--- Data section ---
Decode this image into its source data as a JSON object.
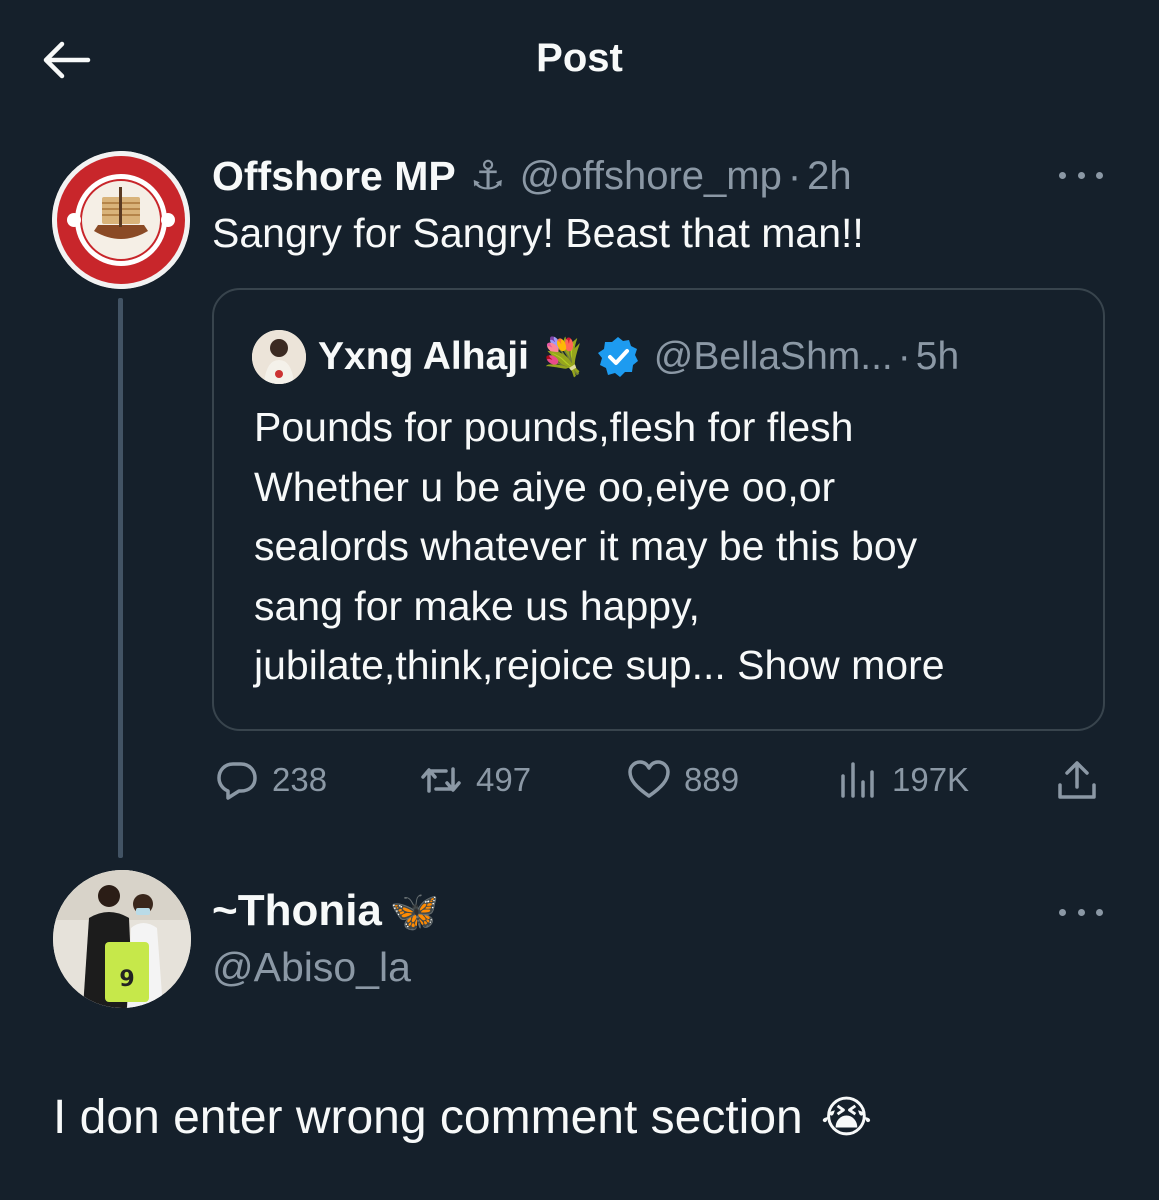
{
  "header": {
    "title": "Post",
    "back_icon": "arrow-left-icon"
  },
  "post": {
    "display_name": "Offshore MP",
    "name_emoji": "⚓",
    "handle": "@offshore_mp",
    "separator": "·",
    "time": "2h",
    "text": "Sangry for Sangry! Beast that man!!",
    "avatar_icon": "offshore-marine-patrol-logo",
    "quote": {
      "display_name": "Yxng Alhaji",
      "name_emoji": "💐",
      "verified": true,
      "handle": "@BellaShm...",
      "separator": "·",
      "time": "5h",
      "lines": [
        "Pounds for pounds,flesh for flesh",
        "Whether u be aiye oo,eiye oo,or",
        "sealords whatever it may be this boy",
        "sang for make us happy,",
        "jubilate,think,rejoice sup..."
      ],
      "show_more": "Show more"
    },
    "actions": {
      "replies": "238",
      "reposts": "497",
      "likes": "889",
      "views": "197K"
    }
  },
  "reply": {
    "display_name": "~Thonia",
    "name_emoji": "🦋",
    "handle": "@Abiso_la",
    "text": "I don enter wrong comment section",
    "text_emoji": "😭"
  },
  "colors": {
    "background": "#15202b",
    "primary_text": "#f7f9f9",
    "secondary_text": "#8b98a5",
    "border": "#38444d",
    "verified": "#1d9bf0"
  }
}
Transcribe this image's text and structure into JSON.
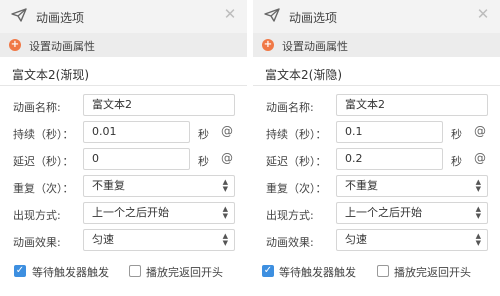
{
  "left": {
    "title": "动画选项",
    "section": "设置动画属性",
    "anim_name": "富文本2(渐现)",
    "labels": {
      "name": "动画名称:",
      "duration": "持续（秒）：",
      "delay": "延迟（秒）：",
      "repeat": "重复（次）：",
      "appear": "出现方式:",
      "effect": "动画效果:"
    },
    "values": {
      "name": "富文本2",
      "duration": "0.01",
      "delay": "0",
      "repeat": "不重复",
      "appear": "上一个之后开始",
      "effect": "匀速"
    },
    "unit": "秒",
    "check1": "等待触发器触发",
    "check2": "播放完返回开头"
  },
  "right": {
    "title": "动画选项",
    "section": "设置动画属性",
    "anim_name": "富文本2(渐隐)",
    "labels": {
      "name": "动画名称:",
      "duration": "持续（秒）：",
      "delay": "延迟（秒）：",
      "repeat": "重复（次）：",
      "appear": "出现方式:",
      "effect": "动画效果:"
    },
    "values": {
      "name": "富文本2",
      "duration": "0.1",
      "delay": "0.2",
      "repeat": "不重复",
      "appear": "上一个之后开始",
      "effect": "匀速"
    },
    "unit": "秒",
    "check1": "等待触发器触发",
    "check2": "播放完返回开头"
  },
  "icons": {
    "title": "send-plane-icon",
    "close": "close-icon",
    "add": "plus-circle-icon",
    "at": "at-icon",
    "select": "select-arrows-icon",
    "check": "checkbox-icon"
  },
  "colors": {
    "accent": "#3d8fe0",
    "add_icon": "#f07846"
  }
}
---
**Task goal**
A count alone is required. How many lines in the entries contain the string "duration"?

**Written response**
4